• Exercise description: Take the records underneath and set them down exactly.

• Extracted information:
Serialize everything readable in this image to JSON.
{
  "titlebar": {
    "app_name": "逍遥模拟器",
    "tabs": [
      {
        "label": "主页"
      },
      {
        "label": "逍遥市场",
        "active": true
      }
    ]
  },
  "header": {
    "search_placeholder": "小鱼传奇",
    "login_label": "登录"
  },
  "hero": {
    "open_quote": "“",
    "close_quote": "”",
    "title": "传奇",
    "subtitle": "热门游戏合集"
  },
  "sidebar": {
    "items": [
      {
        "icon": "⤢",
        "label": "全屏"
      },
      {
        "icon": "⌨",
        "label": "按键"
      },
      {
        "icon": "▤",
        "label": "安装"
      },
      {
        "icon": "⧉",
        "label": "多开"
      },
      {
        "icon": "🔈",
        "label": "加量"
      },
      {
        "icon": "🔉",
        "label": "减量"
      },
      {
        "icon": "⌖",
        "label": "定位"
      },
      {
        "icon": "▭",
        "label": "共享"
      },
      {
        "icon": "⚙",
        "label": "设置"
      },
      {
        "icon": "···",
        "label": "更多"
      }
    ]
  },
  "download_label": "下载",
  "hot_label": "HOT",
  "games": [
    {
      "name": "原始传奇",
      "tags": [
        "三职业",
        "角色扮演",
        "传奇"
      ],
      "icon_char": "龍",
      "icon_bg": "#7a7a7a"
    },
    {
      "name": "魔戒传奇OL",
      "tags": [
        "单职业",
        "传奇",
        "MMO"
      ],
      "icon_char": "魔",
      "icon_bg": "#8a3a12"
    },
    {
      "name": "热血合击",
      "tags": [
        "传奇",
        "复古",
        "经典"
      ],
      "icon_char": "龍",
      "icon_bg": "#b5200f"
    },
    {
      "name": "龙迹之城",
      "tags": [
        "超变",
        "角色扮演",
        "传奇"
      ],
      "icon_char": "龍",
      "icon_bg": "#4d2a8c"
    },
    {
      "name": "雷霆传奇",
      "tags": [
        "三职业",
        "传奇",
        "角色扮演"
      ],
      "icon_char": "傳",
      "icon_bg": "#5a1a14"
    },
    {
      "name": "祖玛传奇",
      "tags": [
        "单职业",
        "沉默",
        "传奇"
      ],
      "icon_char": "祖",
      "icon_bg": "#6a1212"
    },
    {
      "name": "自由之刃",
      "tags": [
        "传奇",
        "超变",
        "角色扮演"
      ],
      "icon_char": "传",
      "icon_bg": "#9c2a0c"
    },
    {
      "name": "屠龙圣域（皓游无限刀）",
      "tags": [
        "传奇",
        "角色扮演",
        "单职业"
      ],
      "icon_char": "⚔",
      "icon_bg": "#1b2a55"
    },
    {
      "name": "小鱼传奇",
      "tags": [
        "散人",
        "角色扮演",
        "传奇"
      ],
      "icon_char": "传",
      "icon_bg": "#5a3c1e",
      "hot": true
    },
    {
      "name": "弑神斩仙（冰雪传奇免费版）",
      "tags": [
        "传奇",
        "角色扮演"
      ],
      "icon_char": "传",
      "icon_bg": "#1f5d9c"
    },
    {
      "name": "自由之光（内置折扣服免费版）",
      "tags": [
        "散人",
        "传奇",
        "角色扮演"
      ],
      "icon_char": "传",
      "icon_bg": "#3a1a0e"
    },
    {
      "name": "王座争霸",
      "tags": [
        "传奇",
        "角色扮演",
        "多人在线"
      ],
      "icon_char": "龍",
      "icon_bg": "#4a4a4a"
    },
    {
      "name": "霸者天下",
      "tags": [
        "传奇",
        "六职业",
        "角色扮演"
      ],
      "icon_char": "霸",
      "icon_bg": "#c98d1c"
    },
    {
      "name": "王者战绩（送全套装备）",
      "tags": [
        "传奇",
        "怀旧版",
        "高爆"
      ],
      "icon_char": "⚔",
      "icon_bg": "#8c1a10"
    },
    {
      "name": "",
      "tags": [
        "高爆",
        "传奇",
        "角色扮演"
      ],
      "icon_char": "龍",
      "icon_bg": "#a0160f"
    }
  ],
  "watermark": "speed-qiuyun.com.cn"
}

• Output below:
Serialize everything readable in this image to JSON.
{
  "titlebar": {
    "app_name": "逍遥模拟器",
    "tabs": [
      {
        "label": "主页"
      },
      {
        "label": "逍遥市场",
        "active": true
      }
    ]
  },
  "header": {
    "search_placeholder": "小鱼传奇",
    "login_label": "登录"
  },
  "hero": {
    "open_quote": "“",
    "close_quote": "”",
    "title": "传奇",
    "subtitle": "热门游戏合集"
  },
  "sidebar": {
    "items": [
      {
        "icon": "⤢",
        "label": "全屏"
      },
      {
        "icon": "⌨",
        "label": "按键"
      },
      {
        "icon": "▤",
        "label": "安装"
      },
      {
        "icon": "⧉",
        "label": "多开"
      },
      {
        "icon": "🔈",
        "label": "加量"
      },
      {
        "icon": "🔉",
        "label": "减量"
      },
      {
        "icon": "⌖",
        "label": "定位"
      },
      {
        "icon": "▭",
        "label": "共享"
      },
      {
        "icon": "⚙",
        "label": "设置"
      },
      {
        "icon": "···",
        "label": "更多"
      }
    ]
  },
  "download_label": "下载",
  "hot_label": "HOT",
  "games": [
    {
      "name": "原始传奇",
      "tags": [
        "三职业",
        "角色扮演",
        "传奇"
      ],
      "icon_char": "龍",
      "icon_bg": "#7a7a7a"
    },
    {
      "name": "魔戒传奇OL",
      "tags": [
        "单职业",
        "传奇",
        "MMO"
      ],
      "icon_char": "魔",
      "icon_bg": "#8a3a12"
    },
    {
      "name": "热血合击",
      "tags": [
        "传奇",
        "复古",
        "经典"
      ],
      "icon_char": "龍",
      "icon_bg": "#b5200f"
    },
    {
      "name": "龙迹之城",
      "tags": [
        "超变",
        "角色扮演",
        "传奇"
      ],
      "icon_char": "龍",
      "icon_bg": "#4d2a8c"
    },
    {
      "name": "雷霆传奇",
      "tags": [
        "三职业",
        "传奇",
        "角色扮演"
      ],
      "icon_char": "傳",
      "icon_bg": "#5a1a14"
    },
    {
      "name": "祖玛传奇",
      "tags": [
        "单职业",
        "沉默",
        "传奇"
      ],
      "icon_char": "祖",
      "icon_bg": "#6a1212"
    },
    {
      "name": "自由之刃",
      "tags": [
        "传奇",
        "超变",
        "角色扮演"
      ],
      "icon_char": "传",
      "icon_bg": "#9c2a0c"
    },
    {
      "name": "屠龙圣域（皓游无限刀）",
      "tags": [
        "传奇",
        "角色扮演",
        "单职业"
      ],
      "icon_char": "⚔",
      "icon_bg": "#1b2a55"
    },
    {
      "name": "小鱼传奇",
      "tags": [
        "散人",
        "角色扮演",
        "传奇"
      ],
      "icon_char": "传",
      "icon_bg": "#5a3c1e",
      "hot": true
    },
    {
      "name": "弑神斩仙（冰雪传奇免费版）",
      "tags": [
        "传奇",
        "角色扮演"
      ],
      "icon_char": "传",
      "icon_bg": "#1f5d9c"
    },
    {
      "name": "自由之光（内置折扣服免费版）",
      "tags": [
        "散人",
        "传奇",
        "角色扮演"
      ],
      "icon_char": "传",
      "icon_bg": "#3a1a0e"
    },
    {
      "name": "王座争霸",
      "tags": [
        "传奇",
        "角色扮演",
        "多人在线"
      ],
      "icon_char": "龍",
      "icon_bg": "#4a4a4a"
    },
    {
      "name": "霸者天下",
      "tags": [
        "传奇",
        "六职业",
        "角色扮演"
      ],
      "icon_char": "霸",
      "icon_bg": "#c98d1c"
    },
    {
      "name": "王者战绩（送全套装备）",
      "tags": [
        "传奇",
        "怀旧版",
        "高爆"
      ],
      "icon_char": "⚔",
      "icon_bg": "#8c1a10"
    },
    {
      "name": "",
      "tags": [
        "高爆",
        "传奇",
        "角色扮演"
      ],
      "icon_char": "龍",
      "icon_bg": "#a0160f"
    }
  ],
  "watermark": "speed-qiuyun.com.cn"
}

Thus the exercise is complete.